Task prompt> Below are records to be output exactly, every one of them.

Available data>
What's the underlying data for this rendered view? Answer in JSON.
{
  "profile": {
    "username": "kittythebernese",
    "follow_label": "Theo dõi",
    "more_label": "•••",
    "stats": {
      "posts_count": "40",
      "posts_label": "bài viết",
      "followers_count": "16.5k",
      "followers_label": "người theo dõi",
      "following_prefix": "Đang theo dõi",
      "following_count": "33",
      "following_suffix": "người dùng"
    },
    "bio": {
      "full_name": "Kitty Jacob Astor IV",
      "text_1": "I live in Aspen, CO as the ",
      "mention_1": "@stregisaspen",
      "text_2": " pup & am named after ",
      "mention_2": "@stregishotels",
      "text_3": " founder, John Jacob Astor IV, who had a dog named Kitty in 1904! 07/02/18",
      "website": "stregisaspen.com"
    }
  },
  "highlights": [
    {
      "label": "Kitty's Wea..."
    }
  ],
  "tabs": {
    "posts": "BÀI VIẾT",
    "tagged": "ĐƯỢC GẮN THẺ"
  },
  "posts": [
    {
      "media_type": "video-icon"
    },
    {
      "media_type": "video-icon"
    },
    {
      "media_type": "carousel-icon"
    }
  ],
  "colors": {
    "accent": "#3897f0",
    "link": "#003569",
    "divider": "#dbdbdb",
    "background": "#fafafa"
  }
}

The completed task>
What's the underlying data for this rendered view? Answer in JSON.
{
  "profile": {
    "username": "kittythebernese",
    "follow_label": "Theo dõi",
    "more_label": "•••",
    "stats": {
      "posts_count": "40",
      "posts_label": "bài viết",
      "followers_count": "16.5k",
      "followers_label": "người theo dõi",
      "following_prefix": "Đang theo dõi",
      "following_count": "33",
      "following_suffix": "người dùng"
    },
    "bio": {
      "full_name": "Kitty Jacob Astor IV",
      "text_1": "I live in Aspen, CO as the ",
      "mention_1": "@stregisaspen",
      "text_2": " pup & am named after ",
      "mention_2": "@stregishotels",
      "text_3": " founder, John Jacob Astor IV, who had a dog named Kitty in 1904! 07/02/18",
      "website": "stregisaspen.com"
    }
  },
  "highlights": [
    {
      "label": "Kitty's Wea..."
    }
  ],
  "tabs": {
    "posts": "BÀI VIẾT",
    "tagged": "ĐƯỢC GẮN THẺ"
  },
  "posts": [
    {
      "media_type": "video-icon"
    },
    {
      "media_type": "video-icon"
    },
    {
      "media_type": "carousel-icon"
    }
  ],
  "colors": {
    "accent": "#3897f0",
    "link": "#003569",
    "divider": "#dbdbdb",
    "background": "#fafafa"
  }
}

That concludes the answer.